**TASK INSTRUCTIONS:** Lines containing the word "depending" are to be copied from the data below.

########

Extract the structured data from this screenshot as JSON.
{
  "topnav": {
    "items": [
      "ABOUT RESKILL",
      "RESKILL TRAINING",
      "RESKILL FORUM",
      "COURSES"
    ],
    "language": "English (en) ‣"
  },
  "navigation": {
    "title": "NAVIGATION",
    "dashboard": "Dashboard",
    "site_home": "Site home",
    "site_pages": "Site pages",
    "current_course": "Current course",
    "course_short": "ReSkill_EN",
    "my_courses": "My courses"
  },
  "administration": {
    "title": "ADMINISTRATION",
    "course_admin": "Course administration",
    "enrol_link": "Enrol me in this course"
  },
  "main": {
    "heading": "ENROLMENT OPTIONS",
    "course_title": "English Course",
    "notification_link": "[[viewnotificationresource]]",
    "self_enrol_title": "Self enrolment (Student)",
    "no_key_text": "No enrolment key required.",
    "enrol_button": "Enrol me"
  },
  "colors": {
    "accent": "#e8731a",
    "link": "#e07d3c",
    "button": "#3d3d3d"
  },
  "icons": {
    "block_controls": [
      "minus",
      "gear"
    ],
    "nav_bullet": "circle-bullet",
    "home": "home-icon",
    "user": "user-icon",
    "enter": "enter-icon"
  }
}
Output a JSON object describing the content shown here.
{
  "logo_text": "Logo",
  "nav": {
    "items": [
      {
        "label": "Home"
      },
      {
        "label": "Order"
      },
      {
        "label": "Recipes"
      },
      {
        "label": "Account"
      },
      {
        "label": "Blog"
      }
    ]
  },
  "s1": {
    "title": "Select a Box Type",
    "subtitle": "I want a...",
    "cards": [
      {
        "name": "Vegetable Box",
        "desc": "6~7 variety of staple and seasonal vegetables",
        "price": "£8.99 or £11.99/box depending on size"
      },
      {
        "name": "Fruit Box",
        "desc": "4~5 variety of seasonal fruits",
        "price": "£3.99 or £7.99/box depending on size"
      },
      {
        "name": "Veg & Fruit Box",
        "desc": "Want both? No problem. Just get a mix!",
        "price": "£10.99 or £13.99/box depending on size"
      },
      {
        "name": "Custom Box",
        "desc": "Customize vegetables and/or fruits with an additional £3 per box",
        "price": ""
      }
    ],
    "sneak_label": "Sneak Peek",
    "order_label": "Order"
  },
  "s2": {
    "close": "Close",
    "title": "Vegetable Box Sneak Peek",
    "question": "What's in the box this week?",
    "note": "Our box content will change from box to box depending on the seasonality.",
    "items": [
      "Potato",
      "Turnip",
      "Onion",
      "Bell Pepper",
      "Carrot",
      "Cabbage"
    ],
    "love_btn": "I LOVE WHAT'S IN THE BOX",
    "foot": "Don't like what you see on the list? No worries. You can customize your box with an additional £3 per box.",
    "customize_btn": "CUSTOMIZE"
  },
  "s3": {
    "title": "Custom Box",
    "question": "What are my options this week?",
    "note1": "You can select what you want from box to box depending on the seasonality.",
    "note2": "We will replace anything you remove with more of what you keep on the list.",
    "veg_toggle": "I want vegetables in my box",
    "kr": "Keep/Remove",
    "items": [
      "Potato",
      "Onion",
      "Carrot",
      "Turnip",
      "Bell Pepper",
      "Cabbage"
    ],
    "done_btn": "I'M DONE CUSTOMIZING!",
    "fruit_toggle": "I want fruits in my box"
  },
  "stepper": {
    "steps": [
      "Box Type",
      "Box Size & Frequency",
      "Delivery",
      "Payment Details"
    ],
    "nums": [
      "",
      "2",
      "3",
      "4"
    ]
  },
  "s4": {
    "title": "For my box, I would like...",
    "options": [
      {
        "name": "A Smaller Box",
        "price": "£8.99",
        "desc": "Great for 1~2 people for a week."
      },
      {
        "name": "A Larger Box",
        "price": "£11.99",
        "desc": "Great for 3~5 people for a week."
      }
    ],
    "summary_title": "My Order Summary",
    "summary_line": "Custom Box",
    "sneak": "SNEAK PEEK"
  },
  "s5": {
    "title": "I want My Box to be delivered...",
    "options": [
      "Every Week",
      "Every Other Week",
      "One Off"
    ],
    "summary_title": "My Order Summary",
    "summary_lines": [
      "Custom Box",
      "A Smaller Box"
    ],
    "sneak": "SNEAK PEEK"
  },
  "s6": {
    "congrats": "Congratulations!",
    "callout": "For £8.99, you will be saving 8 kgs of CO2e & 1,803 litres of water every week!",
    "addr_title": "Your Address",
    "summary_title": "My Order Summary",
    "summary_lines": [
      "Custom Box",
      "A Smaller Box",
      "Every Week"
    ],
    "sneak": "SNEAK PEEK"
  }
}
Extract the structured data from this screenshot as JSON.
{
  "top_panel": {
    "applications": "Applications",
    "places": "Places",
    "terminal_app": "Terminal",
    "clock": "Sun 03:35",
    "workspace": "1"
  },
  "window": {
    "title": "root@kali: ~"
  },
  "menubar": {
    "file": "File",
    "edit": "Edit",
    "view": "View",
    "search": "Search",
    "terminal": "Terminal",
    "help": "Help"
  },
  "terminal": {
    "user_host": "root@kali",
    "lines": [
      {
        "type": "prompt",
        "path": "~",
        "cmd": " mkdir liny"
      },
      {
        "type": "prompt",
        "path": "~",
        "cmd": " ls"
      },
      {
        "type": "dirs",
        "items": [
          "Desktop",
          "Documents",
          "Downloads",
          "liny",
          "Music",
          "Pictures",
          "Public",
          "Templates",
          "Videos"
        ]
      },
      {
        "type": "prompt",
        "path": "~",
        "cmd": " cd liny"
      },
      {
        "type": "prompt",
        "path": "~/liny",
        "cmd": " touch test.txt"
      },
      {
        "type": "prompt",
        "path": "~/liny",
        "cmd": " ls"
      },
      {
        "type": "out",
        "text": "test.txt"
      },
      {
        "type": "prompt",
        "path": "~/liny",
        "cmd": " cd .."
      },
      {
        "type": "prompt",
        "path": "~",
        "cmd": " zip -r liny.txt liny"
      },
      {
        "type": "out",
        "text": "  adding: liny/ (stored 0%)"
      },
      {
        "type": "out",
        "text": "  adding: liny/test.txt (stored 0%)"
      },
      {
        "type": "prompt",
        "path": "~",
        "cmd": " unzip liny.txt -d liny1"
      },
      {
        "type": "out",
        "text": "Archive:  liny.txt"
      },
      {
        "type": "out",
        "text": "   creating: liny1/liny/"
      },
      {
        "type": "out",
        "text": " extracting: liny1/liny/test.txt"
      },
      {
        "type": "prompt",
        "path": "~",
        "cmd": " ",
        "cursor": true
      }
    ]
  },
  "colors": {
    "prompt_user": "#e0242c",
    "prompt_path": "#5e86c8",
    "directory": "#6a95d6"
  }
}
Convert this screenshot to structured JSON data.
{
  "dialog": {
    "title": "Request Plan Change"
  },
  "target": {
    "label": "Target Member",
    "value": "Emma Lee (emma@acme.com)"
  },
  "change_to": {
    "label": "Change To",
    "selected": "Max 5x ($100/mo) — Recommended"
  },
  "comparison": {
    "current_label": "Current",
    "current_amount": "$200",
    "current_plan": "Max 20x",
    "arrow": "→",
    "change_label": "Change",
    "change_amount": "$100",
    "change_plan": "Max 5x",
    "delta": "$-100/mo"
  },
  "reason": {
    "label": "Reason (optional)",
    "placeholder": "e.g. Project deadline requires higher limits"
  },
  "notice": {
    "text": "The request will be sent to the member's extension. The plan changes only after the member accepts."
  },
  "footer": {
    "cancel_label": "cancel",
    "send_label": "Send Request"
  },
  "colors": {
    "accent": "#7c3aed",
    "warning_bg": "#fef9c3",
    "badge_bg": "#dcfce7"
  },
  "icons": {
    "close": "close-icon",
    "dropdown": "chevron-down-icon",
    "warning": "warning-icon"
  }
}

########

**RESPONSE TO THIS EXERCISE:**
        "price": "£8.99 or £11.99/box depending on size"
        "price": "£3.99 or £7.99/box depending on size"
        "price": "£10.99 or £13.99/box depending on size"
    "note": "Our box content will change from box to box depending on the seasonality.",
    "note1": "You can select what you want from box to box depending on the seasonality.",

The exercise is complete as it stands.